Indian Government Announced a $32.5 Billion Recapitalization Plan to Boost the Economy
Indian Prime Minister Narendra Modi Tuesday approved a 2.11 billion rupees ($32.5 billion) recapitalization plan for state-run banks over the next two years, aiming to boost the banking sector to revive the economy.
While 1.35 trillion rupees of the recapitalization plan will be bonds, Indian financial services secretary Rajiv Kumar said 760 billion will derive from budgetary support and equity insurance.
As one of the largest economies in Asia, India faced a three-year-low growth rate of 5.7 percent in the period from April to June this year.
The International Monetary Funds attributed the reason of the decline to a slowed growth momentum, which reflected “the lingering impact of the authorities’ currency exchange initiative as well as uncertainty related to the mid-year introduction of the country-wide Goods and Services Tax”. In its latest World Economic Outlook published, the IMF suggested that India enhances its corporate and banking sector as means for a strategic reform.
Modi’s Investors Service analyst Srikanth Vadlaman said that the plan would be a “significant credit positive” for India’s state-run banks, as it targets the credit sector of the banking system.

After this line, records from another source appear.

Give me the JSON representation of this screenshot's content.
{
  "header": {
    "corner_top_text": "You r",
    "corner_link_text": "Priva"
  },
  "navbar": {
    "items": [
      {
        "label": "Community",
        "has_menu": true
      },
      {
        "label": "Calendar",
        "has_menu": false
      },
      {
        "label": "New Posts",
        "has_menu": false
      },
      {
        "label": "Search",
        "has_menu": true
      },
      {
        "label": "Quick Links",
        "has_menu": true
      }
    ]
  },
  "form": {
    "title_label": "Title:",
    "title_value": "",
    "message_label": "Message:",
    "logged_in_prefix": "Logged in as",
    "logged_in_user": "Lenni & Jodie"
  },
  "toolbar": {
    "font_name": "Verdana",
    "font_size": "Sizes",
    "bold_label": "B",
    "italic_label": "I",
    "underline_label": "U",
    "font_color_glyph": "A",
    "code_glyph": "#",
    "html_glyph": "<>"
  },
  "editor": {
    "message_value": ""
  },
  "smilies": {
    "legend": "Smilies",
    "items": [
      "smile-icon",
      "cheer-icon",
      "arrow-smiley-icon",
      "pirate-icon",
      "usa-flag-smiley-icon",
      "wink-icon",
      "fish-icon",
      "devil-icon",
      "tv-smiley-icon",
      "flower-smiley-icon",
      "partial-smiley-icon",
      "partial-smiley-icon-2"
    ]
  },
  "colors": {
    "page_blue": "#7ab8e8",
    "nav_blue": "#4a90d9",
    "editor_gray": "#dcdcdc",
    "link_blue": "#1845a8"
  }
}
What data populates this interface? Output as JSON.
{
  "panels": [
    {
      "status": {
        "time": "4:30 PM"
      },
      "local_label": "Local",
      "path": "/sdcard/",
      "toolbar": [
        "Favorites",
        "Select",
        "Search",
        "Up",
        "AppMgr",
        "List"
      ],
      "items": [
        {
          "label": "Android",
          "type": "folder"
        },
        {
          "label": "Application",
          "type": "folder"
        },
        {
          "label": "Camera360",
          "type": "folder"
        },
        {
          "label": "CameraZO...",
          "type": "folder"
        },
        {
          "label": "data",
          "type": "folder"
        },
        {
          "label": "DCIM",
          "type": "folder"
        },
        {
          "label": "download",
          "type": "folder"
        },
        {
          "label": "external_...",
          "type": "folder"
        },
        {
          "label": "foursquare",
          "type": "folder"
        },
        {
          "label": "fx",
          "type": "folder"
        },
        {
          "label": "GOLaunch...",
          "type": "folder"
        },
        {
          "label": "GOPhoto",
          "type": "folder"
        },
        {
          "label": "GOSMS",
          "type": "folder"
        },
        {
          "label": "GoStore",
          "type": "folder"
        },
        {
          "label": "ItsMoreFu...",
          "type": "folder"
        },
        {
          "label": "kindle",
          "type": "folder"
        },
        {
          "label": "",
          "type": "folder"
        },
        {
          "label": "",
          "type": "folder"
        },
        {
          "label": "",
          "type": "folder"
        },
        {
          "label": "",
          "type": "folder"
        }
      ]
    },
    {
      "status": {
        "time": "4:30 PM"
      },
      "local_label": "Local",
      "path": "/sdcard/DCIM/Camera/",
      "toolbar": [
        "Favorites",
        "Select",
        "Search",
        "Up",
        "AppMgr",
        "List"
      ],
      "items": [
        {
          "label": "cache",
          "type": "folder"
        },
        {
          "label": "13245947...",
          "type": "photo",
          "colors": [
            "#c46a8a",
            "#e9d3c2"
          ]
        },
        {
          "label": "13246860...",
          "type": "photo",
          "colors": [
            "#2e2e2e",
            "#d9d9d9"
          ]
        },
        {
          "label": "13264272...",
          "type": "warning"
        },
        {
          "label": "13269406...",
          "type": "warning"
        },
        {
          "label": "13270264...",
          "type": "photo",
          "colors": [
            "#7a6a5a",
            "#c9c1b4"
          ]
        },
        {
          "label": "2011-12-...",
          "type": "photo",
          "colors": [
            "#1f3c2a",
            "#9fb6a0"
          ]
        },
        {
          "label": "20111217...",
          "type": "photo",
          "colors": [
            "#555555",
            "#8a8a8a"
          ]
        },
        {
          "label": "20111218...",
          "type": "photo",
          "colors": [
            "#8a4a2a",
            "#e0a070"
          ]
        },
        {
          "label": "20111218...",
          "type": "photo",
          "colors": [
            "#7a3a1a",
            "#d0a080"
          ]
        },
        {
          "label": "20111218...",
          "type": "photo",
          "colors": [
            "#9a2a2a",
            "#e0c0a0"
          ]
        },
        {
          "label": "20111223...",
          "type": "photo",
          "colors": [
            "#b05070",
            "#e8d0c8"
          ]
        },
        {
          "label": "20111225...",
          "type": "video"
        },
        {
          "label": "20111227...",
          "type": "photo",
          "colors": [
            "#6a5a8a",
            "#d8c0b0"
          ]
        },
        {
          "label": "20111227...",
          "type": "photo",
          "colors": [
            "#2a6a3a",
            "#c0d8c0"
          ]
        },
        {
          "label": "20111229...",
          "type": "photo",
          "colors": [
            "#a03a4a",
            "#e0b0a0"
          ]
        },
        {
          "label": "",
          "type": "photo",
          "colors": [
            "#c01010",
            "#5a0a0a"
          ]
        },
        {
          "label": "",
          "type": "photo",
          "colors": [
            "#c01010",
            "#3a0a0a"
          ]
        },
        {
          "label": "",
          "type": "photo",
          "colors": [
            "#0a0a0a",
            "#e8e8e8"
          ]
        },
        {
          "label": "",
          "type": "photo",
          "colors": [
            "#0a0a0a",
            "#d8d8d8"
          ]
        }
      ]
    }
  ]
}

Most banks and investors hold a positive view of the recapitalization plan. “The government move was welcomed by everybody. Let’s see when the money comes in, how quick it comes in, and what the banks do with it,” said Andrew Holland, chief executive officer at Avendus Capital Alternate Strategies.
“These funds will help in efficiently managing risk and credit capital-related requirements of the banks,” State Bank of India Chairman Rajnish Kumar said.

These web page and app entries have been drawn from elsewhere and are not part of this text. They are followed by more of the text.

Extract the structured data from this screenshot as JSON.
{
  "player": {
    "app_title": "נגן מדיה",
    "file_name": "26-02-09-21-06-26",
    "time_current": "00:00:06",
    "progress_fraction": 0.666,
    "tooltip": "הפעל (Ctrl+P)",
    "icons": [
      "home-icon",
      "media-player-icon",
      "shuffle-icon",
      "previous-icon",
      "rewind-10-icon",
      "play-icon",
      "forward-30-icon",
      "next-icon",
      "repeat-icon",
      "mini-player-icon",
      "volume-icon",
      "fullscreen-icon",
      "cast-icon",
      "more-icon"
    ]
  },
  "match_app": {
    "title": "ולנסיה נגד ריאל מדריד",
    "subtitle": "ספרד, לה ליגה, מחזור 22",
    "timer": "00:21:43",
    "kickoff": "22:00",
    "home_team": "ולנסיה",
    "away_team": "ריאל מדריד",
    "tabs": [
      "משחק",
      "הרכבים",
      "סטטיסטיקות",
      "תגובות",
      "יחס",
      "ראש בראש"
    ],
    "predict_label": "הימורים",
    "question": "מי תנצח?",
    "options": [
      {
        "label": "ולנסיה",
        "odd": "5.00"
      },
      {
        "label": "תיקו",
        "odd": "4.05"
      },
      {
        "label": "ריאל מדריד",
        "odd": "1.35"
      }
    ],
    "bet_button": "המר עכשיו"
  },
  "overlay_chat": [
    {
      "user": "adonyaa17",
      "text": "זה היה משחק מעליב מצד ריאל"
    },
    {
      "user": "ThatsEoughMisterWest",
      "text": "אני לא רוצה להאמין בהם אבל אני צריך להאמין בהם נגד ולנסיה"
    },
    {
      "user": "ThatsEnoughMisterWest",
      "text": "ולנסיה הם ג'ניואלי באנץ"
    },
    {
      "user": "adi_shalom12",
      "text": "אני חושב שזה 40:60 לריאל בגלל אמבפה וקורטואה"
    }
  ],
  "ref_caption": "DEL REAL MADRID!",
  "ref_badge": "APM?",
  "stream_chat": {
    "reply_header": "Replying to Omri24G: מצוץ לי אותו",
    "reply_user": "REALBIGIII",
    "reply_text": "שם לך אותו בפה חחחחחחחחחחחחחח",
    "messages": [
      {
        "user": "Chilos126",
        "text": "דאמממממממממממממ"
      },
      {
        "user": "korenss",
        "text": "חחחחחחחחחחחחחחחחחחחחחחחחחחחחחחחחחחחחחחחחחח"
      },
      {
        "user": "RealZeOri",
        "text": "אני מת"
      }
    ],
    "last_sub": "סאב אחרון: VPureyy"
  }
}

The unveil of the plan had greatly influenced the Indian stock market. According to BSE Ltd, the benchmark BSE gained 2.4 percent this week, along with Sensex adding 0.03 percent. The state-run banks experienced great variation as well: the State Bank of India (500112.IN) gained 17.55% as Punjab National Bank (532461.IN) was up by 31%.
More than two thirds of India’s banking assets are accounted by the twenty one state-run banks. The government expects to repair its banking balance sheets through the recapitalization plan.However, to successfully revive its economy, Indian banks need billions of dollars in new capital to meet global Basel III banking rules by March 2019.

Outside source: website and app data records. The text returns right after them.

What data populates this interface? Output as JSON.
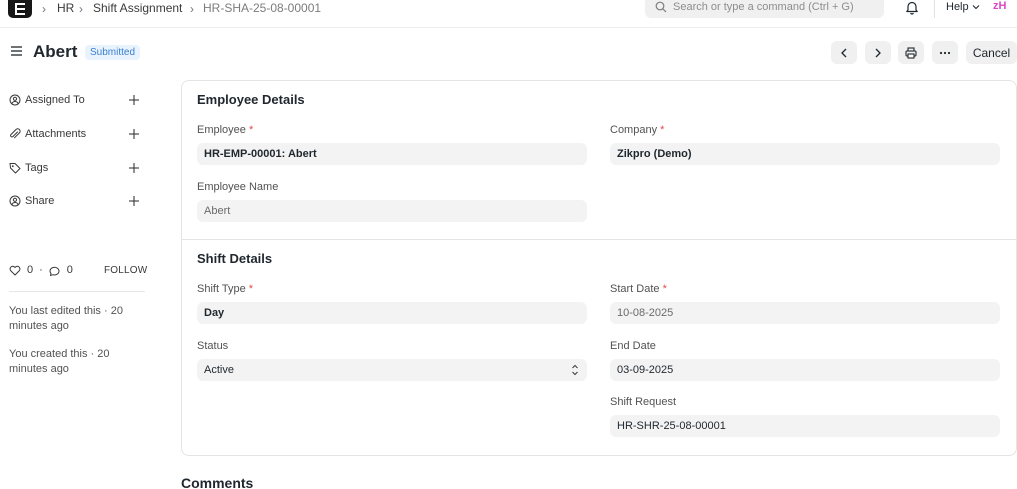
{
  "navbar": {
    "logo_letter": "E",
    "breadcrumbs": [
      "HR",
      "Shift Assignment",
      "HR-SHA-25-08-00001"
    ],
    "search_placeholder": "Search or type a command (Ctrl + G)",
    "help_label": "Help",
    "avatar_initials": "zH"
  },
  "page": {
    "title": "Abert",
    "status_badge": "Submitted",
    "cancel_label": "Cancel"
  },
  "sidebar": {
    "items": [
      {
        "label": "Assigned To",
        "icon": "user-check-icon"
      },
      {
        "label": "Attachments",
        "icon": "paperclip-icon"
      },
      {
        "label": "Tags",
        "icon": "tag-icon"
      },
      {
        "label": "Share",
        "icon": "share-icon"
      }
    ],
    "likes": "0",
    "comments": "0",
    "follow_label": "FOLLOW",
    "edited_note": "You last edited this · 20 minutes ago",
    "created_note": "You created this · 20 minutes ago"
  },
  "form": {
    "employee_details": {
      "title": "Employee Details",
      "employee_label": "Employee",
      "employee_value": "HR-EMP-00001: Abert",
      "company_label": "Company",
      "company_value": "Zikpro (Demo)",
      "employee_name_label": "Employee Name",
      "employee_name_value": "Abert"
    },
    "shift_details": {
      "title": "Shift Details",
      "shift_type_label": "Shift Type",
      "shift_type_value": "Day",
      "start_date_label": "Start Date",
      "start_date_value": "10-08-2025",
      "status_label": "Status",
      "status_value": "Active",
      "end_date_label": "End Date",
      "end_date_value": "03-09-2025",
      "shift_request_label": "Shift Request",
      "shift_request_value": "HR-SHR-25-08-00001"
    },
    "required_mark": "*"
  },
  "comments_title": "Comments",
  "colors": {
    "badge_bg": "#e8f3fd",
    "badge_text": "#3a7fd0",
    "required": "#e24c4c",
    "avatar": "#d948c8"
  }
}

Based on the assessment of the Indian banking sector’s capitalization, Fitch Ratings had a negative outlook on the banks. It estimates that a $65 billion of additional capital will be needed to the Indian banking sector in order to meet the Basel III global banking rules by March 2019.